*** Opening Records for the exercise ***

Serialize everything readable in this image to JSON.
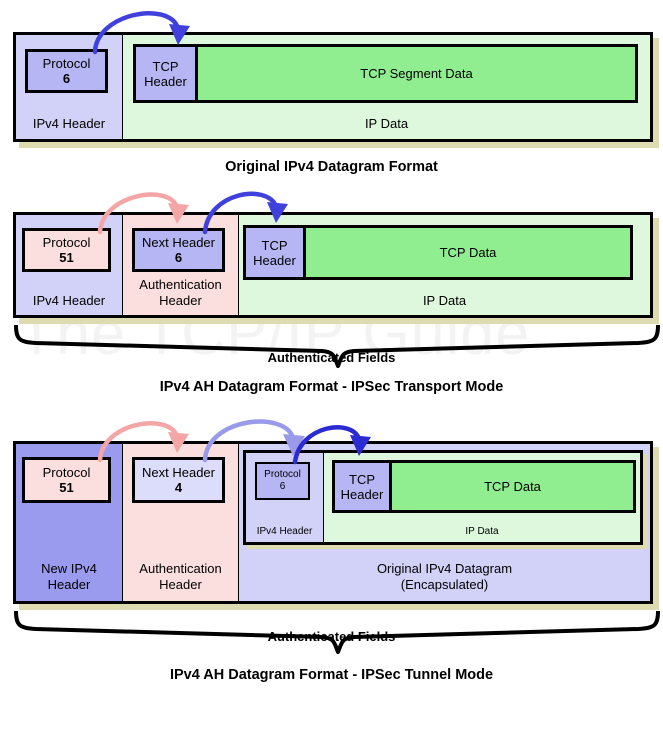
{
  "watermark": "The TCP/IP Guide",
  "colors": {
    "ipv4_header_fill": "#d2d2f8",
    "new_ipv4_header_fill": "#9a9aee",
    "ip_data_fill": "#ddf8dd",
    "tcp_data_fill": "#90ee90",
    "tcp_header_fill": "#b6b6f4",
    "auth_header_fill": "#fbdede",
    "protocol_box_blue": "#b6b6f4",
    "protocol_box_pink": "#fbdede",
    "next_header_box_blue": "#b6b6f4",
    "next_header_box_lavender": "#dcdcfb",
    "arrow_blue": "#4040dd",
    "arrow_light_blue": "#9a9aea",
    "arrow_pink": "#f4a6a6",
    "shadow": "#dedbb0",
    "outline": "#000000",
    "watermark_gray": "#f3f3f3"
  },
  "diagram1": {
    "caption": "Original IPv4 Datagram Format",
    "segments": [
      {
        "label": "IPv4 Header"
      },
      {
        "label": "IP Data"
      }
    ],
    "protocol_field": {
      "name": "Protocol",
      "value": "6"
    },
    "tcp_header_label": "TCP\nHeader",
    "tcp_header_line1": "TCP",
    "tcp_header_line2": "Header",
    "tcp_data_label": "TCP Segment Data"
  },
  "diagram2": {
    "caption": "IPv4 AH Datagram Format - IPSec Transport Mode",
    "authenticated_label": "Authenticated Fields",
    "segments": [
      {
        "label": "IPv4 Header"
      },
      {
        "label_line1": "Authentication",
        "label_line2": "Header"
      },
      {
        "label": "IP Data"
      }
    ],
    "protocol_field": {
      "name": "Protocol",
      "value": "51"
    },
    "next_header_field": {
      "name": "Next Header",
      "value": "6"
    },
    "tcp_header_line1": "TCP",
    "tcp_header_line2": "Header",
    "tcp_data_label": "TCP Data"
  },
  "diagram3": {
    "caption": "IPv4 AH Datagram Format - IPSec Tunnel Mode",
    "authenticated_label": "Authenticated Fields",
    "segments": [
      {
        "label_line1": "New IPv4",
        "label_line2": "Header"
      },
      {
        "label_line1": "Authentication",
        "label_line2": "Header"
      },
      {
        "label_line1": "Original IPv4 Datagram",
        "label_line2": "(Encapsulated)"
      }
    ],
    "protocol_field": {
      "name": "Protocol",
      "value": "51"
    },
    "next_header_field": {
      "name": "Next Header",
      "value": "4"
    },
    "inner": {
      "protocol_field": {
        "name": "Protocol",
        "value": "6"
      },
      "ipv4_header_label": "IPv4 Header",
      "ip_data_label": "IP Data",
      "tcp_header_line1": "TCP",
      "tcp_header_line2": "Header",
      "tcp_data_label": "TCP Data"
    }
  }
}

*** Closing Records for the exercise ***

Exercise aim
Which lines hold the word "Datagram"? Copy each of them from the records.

Written reply
    "caption": "Original IPv4 Datagram Format",
    "caption": "IPv4 AH Datagram Format - IPSec Transport Mode",
    "caption": "IPv4 AH Datagram Format - IPSec Tunnel Mode",
        "label_line1": "Original IPv4 Datagram",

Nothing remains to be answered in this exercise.